Your goal> Pull from the data below each line where the word "brand" occurs, and copy it.

*** Opening of Extracted entries ***

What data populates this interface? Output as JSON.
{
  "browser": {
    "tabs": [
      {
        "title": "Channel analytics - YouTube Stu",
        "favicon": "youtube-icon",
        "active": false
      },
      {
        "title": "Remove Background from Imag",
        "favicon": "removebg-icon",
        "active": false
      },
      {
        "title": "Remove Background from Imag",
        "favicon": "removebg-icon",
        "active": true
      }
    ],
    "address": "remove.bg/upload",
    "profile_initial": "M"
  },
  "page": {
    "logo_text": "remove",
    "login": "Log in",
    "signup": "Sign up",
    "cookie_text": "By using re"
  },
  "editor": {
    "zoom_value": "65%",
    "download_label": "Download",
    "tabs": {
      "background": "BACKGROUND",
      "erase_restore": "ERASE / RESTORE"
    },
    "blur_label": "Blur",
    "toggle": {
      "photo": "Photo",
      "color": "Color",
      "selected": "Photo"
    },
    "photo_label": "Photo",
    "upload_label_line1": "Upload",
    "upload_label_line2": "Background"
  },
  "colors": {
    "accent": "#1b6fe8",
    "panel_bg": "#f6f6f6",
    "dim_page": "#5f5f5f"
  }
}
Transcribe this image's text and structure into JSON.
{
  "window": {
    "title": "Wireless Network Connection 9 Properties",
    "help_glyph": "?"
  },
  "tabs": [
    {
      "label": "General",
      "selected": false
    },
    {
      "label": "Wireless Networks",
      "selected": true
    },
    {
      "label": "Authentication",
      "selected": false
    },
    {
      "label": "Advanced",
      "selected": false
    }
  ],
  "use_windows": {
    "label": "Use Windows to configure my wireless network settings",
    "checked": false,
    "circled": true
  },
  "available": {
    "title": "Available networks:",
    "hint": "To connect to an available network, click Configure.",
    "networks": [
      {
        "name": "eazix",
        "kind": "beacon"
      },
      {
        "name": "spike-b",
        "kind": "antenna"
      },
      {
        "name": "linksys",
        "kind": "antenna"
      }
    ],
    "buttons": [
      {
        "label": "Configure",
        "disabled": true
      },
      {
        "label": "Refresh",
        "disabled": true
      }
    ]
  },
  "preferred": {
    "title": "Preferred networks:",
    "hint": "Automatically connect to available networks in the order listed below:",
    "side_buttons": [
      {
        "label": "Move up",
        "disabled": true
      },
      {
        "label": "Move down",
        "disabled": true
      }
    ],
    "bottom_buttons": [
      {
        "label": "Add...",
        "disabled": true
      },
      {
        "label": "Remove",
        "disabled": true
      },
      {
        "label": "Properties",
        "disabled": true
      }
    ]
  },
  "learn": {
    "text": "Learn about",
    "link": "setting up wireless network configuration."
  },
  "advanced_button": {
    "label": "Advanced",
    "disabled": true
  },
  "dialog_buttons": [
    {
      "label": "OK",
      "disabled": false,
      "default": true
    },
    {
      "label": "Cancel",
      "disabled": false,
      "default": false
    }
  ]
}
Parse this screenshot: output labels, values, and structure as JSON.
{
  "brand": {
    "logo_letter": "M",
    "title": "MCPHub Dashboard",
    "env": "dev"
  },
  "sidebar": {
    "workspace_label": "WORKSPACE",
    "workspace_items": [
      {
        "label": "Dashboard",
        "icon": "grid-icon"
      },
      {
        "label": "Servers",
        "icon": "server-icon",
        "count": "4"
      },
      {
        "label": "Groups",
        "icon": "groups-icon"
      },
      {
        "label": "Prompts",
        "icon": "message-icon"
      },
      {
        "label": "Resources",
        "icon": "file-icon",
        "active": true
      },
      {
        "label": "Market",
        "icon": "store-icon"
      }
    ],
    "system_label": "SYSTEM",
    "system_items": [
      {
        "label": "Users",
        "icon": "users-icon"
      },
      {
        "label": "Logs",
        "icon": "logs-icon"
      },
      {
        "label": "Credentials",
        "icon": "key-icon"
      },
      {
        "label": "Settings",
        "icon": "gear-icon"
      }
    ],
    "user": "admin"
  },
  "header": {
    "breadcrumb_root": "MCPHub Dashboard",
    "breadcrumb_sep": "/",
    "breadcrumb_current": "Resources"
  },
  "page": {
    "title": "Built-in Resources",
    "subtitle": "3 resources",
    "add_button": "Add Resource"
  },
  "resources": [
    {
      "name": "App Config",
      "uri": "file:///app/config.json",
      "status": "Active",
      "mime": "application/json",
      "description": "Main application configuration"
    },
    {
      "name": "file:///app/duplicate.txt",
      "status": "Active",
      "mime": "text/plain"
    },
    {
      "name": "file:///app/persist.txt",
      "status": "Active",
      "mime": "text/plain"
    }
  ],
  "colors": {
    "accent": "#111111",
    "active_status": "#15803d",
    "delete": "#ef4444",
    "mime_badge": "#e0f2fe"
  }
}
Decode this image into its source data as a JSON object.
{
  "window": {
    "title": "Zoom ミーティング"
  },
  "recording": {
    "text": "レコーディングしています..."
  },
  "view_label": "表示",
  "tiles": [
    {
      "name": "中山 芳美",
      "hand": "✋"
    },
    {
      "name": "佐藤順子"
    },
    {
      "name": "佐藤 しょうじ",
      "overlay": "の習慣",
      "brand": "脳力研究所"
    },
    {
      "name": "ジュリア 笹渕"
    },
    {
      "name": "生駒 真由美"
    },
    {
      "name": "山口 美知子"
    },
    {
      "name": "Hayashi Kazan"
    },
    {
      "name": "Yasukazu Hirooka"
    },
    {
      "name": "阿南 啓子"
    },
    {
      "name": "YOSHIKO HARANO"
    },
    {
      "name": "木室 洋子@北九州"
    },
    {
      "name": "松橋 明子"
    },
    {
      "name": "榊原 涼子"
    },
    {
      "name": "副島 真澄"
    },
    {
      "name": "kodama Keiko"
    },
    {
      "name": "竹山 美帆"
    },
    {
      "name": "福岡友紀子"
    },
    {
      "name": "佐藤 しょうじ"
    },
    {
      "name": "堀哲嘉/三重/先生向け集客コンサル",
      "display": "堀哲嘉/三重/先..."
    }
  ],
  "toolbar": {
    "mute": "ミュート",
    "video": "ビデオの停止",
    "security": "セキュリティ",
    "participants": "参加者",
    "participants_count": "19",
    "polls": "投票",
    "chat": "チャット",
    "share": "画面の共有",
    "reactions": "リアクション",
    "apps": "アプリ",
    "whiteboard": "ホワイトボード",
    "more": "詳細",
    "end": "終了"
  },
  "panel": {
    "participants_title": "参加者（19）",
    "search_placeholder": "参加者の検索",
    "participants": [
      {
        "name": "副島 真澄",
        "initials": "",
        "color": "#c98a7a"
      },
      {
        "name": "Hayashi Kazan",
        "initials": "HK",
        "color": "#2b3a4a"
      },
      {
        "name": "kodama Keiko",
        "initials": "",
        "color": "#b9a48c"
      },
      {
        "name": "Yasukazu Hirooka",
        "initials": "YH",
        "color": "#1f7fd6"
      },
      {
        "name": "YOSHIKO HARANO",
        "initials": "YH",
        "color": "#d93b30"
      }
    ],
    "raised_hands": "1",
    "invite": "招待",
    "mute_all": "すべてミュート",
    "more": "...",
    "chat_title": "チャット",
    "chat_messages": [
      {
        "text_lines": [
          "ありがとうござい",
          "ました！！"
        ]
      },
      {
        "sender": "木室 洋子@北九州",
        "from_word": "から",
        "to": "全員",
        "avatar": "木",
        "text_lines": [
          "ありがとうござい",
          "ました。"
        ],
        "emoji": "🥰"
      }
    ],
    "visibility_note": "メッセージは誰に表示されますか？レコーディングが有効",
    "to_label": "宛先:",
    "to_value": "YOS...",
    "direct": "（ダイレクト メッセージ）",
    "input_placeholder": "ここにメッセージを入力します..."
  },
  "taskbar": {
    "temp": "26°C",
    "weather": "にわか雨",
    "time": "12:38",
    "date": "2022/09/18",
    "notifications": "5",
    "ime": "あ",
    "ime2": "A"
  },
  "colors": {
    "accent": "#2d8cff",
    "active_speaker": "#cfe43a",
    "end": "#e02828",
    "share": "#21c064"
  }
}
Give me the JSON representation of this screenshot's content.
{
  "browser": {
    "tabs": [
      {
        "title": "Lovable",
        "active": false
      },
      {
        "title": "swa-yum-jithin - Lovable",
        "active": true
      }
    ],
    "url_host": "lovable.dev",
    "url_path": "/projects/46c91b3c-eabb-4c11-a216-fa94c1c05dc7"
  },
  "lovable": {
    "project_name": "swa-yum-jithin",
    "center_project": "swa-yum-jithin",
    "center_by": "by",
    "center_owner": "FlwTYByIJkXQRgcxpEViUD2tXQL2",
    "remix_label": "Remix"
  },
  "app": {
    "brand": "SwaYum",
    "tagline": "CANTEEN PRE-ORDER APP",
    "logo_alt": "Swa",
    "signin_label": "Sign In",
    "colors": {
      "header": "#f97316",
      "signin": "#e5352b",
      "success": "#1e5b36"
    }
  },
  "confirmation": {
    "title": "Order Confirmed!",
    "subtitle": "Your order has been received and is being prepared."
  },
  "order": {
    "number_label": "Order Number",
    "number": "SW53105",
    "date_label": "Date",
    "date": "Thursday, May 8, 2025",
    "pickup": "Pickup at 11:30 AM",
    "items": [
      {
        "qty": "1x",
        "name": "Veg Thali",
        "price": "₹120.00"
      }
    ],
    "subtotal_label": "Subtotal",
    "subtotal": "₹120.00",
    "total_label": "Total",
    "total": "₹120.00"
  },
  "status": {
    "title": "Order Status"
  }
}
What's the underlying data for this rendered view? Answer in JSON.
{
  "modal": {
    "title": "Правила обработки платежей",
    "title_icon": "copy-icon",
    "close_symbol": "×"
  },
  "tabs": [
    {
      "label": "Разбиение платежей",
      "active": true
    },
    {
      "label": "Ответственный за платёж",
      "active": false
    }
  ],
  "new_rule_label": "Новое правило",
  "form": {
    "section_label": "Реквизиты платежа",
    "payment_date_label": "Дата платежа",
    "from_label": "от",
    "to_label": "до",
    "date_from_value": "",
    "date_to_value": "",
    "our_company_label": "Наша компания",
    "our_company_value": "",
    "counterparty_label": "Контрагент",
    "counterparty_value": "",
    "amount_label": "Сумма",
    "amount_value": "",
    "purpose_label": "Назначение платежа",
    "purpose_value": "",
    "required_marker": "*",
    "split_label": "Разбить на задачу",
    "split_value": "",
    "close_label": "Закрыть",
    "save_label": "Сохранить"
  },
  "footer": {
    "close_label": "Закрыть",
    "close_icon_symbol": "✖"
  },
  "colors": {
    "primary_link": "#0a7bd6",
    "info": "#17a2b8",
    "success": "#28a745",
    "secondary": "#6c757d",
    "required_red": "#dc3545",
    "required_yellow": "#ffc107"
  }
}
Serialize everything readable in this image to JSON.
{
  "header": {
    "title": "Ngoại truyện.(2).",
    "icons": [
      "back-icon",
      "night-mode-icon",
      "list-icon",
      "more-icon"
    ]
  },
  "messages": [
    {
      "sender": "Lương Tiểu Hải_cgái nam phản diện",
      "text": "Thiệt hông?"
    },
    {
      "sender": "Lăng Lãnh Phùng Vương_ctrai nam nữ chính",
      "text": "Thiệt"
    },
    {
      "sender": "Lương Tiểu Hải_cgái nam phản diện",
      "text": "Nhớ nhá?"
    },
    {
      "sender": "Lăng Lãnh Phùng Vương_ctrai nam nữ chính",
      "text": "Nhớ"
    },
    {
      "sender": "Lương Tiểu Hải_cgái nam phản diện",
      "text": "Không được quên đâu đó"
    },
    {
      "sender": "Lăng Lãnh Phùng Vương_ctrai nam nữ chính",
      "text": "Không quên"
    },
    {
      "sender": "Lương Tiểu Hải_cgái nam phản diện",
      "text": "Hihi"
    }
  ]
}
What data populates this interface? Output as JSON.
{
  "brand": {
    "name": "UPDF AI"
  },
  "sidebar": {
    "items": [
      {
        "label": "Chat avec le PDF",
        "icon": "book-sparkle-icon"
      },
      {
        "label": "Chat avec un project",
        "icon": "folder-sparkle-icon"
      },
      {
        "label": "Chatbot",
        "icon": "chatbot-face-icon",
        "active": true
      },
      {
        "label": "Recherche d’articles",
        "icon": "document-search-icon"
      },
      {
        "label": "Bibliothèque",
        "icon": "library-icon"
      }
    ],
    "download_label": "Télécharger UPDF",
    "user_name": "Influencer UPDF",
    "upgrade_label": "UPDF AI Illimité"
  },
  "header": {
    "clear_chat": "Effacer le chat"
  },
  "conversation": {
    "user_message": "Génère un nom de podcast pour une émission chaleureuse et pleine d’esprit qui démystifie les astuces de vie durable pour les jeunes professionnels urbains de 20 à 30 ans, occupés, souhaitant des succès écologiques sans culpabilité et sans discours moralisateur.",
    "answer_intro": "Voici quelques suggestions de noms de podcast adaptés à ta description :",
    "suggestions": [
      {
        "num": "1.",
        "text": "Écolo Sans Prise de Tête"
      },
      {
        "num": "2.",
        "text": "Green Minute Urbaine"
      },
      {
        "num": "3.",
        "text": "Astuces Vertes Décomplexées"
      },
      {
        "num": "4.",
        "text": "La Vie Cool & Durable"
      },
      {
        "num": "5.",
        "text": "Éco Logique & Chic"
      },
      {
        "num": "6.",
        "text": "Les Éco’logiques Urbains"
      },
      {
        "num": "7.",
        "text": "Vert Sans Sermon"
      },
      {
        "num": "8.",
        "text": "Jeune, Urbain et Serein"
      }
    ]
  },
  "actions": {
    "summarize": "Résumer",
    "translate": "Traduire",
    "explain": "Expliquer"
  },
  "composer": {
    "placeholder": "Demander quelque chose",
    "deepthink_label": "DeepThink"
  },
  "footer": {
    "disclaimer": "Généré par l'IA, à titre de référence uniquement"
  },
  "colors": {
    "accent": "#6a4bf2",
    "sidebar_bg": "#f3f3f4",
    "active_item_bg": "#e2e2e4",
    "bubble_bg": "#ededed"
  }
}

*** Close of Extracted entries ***

Expected answer>
  "brand": {
      "brand": "脳力研究所"
    "brand": "SwaYum",
  "brand": {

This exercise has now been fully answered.